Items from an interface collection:
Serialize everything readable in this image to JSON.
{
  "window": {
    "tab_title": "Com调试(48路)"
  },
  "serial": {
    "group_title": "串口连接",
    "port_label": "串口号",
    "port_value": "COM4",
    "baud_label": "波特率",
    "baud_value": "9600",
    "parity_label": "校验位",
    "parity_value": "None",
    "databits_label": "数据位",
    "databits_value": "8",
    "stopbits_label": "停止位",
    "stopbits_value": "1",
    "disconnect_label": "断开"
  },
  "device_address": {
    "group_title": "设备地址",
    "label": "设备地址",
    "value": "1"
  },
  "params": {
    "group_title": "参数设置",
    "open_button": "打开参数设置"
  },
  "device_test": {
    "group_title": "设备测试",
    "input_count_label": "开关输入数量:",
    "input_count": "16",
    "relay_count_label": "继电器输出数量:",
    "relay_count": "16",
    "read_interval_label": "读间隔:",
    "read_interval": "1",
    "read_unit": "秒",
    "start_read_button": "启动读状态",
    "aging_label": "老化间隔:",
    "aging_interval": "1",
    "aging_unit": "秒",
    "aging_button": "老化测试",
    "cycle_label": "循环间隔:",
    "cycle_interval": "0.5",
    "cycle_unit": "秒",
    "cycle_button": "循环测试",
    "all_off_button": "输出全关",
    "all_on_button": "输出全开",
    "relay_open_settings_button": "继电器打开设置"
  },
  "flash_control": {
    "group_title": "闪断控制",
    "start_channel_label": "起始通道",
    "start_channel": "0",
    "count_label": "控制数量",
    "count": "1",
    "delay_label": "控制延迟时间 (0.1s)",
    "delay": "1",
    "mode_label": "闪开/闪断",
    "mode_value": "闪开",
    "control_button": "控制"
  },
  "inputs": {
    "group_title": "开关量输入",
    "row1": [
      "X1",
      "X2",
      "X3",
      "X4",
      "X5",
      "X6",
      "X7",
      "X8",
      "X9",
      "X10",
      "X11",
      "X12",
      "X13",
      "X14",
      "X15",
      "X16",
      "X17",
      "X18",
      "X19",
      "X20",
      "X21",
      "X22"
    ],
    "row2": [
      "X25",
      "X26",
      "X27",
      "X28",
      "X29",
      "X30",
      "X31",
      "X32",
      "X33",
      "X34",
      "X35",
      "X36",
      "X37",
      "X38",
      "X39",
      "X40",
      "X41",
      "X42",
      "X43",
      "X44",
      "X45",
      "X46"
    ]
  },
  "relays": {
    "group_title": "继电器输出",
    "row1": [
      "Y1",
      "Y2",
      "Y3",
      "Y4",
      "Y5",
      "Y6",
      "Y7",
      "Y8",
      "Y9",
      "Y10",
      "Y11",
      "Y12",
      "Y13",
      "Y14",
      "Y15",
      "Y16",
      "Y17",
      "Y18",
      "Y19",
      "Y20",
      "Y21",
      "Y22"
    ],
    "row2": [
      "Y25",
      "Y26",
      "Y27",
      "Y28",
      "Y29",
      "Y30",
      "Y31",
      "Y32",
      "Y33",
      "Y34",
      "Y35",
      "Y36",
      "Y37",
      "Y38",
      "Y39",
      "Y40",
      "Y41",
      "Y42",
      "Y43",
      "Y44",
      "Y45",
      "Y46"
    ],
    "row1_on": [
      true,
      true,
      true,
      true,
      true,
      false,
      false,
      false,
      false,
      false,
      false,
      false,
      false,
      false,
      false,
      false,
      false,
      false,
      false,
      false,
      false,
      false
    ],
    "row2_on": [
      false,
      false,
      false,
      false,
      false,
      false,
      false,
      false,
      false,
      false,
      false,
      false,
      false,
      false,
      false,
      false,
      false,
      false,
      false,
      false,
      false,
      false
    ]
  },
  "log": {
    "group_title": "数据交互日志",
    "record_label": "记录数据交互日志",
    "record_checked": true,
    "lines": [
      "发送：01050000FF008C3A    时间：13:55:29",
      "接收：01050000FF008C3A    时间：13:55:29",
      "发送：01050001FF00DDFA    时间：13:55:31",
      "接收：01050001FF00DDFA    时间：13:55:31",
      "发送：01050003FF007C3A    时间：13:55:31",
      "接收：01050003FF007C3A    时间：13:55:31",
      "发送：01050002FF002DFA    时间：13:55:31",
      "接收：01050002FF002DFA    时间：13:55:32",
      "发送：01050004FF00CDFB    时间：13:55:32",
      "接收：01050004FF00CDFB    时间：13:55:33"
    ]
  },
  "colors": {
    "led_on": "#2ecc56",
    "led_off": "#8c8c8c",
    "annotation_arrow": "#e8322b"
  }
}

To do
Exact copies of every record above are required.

Solved problem
Serialize everything readable in this image to JSON.
{
  "window": {
    "tab_title": "Com调试(48路)"
  },
  "serial": {
    "group_title": "串口连接",
    "port_label": "串口号",
    "port_value": "COM4",
    "baud_label": "波特率",
    "baud_value": "9600",
    "parity_label": "校验位",
    "parity_value": "None",
    "databits_label": "数据位",
    "databits_value": "8",
    "stopbits_label": "停止位",
    "stopbits_value": "1",
    "disconnect_label": "断开"
  },
  "device_address": {
    "group_title": "设备地址",
    "label": "设备地址",
    "value": "1"
  },
  "params": {
    "group_title": "参数设置",
    "open_button": "打开参数设置"
  },
  "device_test": {
    "group_title": "设备测试",
    "input_count_label": "开关输入数量:",
    "input_count": "16",
    "relay_count_label": "继电器输出数量:",
    "relay_count": "16",
    "read_interval_label": "读间隔:",
    "read_interval": "1",
    "read_unit": "秒",
    "start_read_button": "启动读状态",
    "aging_label": "老化间隔:",
    "aging_interval": "1",
    "aging_unit": "秒",
    "aging_button": "老化测试",
    "cycle_label": "循环间隔:",
    "cycle_interval": "0.5",
    "cycle_unit": "秒",
    "cycle_button": "循环测试",
    "all_off_button": "输出全关",
    "all_on_button": "输出全开",
    "relay_open_settings_button": "继电器打开设置"
  },
  "flash_control": {
    "group_title": "闪断控制",
    "start_channel_label": "起始通道",
    "start_channel": "0",
    "count_label": "控制数量",
    "count": "1",
    "delay_label": "控制延迟时间 (0.1s)",
    "delay": "1",
    "mode_label": "闪开/闪断",
    "mode_value": "闪开",
    "control_button": "控制"
  },
  "inputs": {
    "group_title": "开关量输入",
    "row1": [
      "X1",
      "X2",
      "X3",
      "X4",
      "X5",
      "X6",
      "X7",
      "X8",
      "X9",
      "X10",
      "X11",
      "X12",
      "X13",
      "X14",
      "X15",
      "X16",
      "X17",
      "X18",
      "X19",
      "X20",
      "X21",
      "X22"
    ],
    "row2": [
      "X25",
      "X26",
      "X27",
      "X28",
      "X29",
      "X30",
      "X31",
      "X32",
      "X33",
      "X34",
      "X35",
      "X36",
      "X37",
      "X38",
      "X39",
      "X40",
      "X41",
      "X42",
      "X43",
      "X44",
      "X45",
      "X46"
    ]
  },
  "relays": {
    "group_title": "继电器输出",
    "row1": [
      "Y1",
      "Y2",
      "Y3",
      "Y4",
      "Y5",
      "Y6",
      "Y7",
      "Y8",
      "Y9",
      "Y10",
      "Y11",
      "Y12",
      "Y13",
      "Y14",
      "Y15",
      "Y16",
      "Y17",
      "Y18",
      "Y19",
      "Y20",
      "Y21",
      "Y22"
    ],
    "row2": [
      "Y25",
      "Y26",
      "Y27",
      "Y28",
      "Y29",
      "Y30",
      "Y31",
      "Y32",
      "Y33",
      "Y34",
      "Y35",
      "Y36",
      "Y37",
      "Y38",
      "Y39",
      "Y40",
      "Y41",
      "Y42",
      "Y43",
      "Y44",
      "Y45",
      "Y46"
    ],
    "row1_on": [
      true,
      true,
      true,
      true,
      true,
      false,
      false,
      false,
      false,
      false,
      false,
      false,
      false,
      false,
      false,
      false,
      false,
      false,
      false,
      false,
      false,
      false
    ],
    "row2_on": [
      false,
      false,
      false,
      false,
      false,
      false,
      false,
      false,
      false,
      false,
      false,
      false,
      false,
      false,
      false,
      false,
      false,
      false,
      false,
      false,
      false,
      false
    ]
  },
  "log": {
    "group_title": "数据交互日志",
    "record_label": "记录数据交互日志",
    "record_checked": true,
    "lines": [
      "发送：01050000FF008C3A    时间：13:55:29",
      "接收：01050000FF008C3A    时间：13:55:29",
      "发送：01050001FF00DDFA    时间：13:55:31",
      "接收：01050001FF00DDFA    时间：13:55:31",
      "发送：01050003FF007C3A    时间：13:55:31",
      "接收：01050003FF007C3A    时间：13:55:31",
      "发送：01050002FF002DFA    时间：13:55:31",
      "接收：01050002FF002DFA    时间：13:55:32",
      "发送：01050004FF00CDFB    时间：13:55:32",
      "接收：01050004FF00CDFB    时间：13:55:33"
    ]
  },
  "colors": {
    "led_on": "#2ecc56",
    "led_off": "#8c8c8c",
    "annotation_arrow": "#e8322b"
  }
}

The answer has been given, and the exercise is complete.